__EXERCISE BRIEF__
Present each line of the entries below that holds the word "Education".

__SOURCE MATERIAL__

▶

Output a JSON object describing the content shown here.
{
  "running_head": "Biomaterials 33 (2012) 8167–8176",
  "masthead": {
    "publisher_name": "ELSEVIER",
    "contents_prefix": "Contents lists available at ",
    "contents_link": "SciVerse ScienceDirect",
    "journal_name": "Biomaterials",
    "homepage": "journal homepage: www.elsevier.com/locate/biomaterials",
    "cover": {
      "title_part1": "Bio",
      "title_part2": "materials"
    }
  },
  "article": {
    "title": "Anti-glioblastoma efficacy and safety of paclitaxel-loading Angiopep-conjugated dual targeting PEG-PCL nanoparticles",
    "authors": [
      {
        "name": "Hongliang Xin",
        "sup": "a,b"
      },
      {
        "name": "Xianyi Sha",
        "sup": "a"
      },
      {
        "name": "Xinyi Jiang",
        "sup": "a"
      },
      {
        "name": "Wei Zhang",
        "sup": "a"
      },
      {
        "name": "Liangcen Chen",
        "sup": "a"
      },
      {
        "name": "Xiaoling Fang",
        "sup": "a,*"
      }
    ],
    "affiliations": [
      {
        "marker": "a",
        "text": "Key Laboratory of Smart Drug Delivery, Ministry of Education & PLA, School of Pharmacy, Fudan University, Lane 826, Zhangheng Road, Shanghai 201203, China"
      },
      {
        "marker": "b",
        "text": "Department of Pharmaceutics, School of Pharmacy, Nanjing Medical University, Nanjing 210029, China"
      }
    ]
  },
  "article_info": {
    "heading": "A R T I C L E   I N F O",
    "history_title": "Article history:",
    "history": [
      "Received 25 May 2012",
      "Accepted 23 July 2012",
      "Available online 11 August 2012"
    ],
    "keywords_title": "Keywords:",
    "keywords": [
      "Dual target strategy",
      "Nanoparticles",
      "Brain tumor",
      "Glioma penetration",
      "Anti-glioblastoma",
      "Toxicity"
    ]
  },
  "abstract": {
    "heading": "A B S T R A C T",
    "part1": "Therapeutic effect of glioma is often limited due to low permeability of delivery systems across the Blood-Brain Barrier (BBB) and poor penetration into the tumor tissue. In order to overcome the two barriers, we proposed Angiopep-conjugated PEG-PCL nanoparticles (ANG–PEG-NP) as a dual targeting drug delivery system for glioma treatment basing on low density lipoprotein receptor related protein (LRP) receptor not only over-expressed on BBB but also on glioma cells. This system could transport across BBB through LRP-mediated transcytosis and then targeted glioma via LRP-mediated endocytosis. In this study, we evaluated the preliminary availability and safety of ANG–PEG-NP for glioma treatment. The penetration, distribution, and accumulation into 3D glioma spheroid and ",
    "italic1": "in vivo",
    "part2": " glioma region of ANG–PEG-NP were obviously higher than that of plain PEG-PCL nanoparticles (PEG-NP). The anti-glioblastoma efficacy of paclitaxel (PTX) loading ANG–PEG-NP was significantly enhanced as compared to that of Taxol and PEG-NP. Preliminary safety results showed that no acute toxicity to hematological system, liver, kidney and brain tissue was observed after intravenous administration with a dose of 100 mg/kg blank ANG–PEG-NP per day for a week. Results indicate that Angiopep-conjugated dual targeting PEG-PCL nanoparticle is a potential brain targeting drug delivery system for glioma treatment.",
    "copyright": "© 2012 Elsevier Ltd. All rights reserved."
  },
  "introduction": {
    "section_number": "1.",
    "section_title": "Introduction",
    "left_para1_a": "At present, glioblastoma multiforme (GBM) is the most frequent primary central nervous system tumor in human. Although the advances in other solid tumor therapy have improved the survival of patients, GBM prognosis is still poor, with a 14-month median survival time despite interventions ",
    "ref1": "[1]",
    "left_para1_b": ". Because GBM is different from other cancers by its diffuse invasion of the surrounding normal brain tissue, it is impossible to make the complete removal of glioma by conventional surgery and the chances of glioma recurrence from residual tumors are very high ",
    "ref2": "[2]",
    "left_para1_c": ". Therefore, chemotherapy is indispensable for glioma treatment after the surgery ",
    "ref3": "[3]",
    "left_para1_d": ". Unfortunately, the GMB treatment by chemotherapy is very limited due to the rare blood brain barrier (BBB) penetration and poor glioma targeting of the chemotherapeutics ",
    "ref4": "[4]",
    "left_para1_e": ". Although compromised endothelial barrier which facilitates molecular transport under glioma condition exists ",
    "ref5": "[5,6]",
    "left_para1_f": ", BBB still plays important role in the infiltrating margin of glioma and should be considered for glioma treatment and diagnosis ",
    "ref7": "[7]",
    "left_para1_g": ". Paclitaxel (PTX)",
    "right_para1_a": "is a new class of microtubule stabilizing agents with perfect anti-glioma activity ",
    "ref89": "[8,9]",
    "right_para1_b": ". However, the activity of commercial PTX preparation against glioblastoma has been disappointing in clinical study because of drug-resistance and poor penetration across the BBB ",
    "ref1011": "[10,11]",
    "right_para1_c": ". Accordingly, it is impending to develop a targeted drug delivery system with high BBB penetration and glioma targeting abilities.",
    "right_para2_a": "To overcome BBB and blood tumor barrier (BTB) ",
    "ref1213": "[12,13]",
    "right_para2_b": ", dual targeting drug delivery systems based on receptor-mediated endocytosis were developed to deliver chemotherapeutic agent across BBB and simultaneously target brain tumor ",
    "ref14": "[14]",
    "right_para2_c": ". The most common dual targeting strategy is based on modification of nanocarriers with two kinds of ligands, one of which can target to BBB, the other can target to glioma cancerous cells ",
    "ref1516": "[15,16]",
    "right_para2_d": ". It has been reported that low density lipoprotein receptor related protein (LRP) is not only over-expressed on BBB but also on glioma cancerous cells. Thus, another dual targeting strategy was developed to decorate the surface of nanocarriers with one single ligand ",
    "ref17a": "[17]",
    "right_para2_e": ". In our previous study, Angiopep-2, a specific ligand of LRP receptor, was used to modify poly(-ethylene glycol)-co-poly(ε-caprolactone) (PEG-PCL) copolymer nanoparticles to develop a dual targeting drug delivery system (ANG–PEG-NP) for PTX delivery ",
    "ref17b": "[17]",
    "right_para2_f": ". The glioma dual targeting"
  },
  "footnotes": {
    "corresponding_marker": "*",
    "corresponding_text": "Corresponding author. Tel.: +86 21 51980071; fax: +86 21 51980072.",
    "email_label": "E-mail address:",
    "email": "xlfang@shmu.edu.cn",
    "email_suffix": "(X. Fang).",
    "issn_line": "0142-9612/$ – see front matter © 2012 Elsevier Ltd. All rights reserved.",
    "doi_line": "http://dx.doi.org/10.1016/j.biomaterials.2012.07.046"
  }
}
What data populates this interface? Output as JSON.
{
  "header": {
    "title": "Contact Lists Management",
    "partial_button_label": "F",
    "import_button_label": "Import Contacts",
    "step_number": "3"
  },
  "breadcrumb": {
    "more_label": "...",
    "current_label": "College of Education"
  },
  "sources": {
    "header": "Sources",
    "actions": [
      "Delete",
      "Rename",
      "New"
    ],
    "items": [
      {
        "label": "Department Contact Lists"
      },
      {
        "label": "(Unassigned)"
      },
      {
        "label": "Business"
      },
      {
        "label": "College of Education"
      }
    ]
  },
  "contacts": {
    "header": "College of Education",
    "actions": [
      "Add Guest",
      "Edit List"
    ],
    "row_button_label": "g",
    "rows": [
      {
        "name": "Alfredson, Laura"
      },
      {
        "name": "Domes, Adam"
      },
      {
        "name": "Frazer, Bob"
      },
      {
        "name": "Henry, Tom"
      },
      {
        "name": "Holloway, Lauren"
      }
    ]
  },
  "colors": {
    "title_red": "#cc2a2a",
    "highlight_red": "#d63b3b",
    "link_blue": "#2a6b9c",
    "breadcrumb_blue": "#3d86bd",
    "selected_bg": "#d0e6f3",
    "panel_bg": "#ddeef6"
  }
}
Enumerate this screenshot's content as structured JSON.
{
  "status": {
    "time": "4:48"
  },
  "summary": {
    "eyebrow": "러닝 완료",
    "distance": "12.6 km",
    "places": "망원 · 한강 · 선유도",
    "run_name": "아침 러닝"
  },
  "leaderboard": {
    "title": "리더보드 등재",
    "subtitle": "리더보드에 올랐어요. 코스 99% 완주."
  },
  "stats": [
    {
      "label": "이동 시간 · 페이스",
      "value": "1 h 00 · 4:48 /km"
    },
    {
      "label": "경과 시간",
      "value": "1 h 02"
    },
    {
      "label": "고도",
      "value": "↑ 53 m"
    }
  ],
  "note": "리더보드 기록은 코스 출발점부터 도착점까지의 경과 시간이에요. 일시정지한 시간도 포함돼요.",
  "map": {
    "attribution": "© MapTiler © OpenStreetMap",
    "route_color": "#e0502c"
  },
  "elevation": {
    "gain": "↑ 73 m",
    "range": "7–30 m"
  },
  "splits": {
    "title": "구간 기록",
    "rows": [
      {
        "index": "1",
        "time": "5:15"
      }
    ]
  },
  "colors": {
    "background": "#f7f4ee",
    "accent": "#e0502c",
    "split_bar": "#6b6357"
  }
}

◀

__TASK ANSWER__
        "text": "Key Laboratory of Smart Drug Delivery, Ministry of Education & PLA, School of Pharmacy, Fudan University, Lane 826, Zhangheng Road, Shanghai 201203, China"
    "current_label": "College of Education"
        "label": "College of Education"
    "header": "College of Education",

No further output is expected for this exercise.